Isn’t it odd how people avert their eyes to strangers? Why do we do this? The answer is two-fold: it depends on both our cultural background and our interpersonal relationship tendencies. For this short discussion, let’s focus on tendencies in Western Culture, where direct eye contact is not seen as particularly aggressive or inappropriate, as it is in many other cultures.
Many studies and experiments have been conducted to better help determine and explain what happens when we stare into the eyes of a stranger. Conclusions run the gamut, but the results often show that the longer we stare at each other, the more in sync our non-verbal communication becomes. It’s actually quite astounding.
At first, people are self-conscious. If they can make it past those awkward first few seconds, amazing things can happen.

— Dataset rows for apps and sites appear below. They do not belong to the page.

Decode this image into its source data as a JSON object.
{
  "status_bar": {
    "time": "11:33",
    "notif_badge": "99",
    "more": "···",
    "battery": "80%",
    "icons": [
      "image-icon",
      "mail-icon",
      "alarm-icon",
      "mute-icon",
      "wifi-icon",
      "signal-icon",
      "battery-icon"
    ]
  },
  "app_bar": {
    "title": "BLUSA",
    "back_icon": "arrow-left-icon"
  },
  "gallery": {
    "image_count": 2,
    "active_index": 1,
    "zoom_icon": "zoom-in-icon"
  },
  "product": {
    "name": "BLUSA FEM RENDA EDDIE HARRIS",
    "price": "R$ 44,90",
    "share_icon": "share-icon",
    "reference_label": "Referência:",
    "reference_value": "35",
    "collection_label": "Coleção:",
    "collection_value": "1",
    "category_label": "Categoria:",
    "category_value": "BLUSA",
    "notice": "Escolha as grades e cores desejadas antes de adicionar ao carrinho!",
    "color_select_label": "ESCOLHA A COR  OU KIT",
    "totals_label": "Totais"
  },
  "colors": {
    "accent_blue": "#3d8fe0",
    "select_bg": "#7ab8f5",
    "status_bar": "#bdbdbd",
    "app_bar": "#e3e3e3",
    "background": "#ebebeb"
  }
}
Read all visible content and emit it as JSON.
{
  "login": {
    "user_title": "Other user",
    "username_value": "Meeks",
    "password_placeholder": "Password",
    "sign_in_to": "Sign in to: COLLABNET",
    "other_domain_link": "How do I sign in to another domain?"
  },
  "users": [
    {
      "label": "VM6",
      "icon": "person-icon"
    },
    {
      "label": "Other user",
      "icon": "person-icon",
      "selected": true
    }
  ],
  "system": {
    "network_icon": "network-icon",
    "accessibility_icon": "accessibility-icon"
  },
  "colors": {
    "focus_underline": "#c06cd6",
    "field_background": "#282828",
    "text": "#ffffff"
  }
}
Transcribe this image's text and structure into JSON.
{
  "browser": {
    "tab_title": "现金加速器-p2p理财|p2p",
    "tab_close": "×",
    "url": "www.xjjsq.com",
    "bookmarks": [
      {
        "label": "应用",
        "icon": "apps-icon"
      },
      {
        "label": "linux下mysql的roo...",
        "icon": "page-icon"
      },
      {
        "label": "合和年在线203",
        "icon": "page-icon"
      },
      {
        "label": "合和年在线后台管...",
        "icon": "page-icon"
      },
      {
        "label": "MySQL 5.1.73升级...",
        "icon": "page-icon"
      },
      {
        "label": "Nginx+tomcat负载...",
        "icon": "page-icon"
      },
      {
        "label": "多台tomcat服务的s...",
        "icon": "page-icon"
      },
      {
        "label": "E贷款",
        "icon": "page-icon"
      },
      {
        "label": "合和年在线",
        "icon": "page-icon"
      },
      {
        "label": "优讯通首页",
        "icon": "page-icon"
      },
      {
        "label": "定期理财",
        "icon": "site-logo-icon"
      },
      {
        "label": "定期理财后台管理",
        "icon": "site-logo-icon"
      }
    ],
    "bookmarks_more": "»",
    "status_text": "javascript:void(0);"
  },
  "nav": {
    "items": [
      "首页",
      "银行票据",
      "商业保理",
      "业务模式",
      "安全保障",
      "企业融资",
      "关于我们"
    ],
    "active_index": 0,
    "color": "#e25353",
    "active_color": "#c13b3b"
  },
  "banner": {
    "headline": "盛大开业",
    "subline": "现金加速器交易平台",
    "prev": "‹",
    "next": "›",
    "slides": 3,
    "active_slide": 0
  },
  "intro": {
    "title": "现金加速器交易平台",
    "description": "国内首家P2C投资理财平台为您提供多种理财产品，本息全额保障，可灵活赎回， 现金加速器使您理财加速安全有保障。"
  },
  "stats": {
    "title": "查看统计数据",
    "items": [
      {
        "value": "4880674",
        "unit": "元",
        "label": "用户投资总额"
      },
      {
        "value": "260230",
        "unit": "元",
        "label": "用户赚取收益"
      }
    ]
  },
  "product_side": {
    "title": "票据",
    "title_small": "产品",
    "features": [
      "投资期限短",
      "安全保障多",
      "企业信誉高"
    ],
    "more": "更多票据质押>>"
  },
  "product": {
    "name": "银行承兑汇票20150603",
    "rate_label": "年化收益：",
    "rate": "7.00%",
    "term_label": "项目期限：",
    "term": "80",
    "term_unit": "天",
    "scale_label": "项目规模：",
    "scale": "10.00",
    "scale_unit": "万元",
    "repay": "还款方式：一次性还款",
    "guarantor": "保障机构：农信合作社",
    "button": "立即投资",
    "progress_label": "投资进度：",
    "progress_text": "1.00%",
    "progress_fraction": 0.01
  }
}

Because, as we begin to shed our self-consciousness, we attempt to find common ground with our stranger, we study and look for what’s “inside their eyes”. Usually, the longer the stare, as long as both people are a party to the process, the stronger the bond between them becomes. A recent Japanese study showed that the longer we stare at someone, the more our brains actually synchronize, and we become one – we can develop feelings, even strong feelings – for complete strangers.
Of course, life gets in the way; each minute out and about is busy; it’s awkward to let our guard down; and, it can be downright creepy to look too deeply into an unsuspecting stranger’s eyes. That said, maybe we could try not averting our eyes in response to every passing person’s glance. Maybe a comfortable, calm look, a smile, and a moment to bond just a bit might do us all some good.
With that, here are a few movie quotes that come to mind:
“Here’s looking at you, kid.” Humphrey Bogart in Casablanca
“You talking to me?” –Robert De Niro in Taxi Driver
“You can be a little delusional, and also you have like really big eyes. And that freaks me out sometimes.” –Andy Samburg in Friends With Benefits
“Practically all the people I know were strangers when I met them.” –Veronica Lake in The Blue Dahlia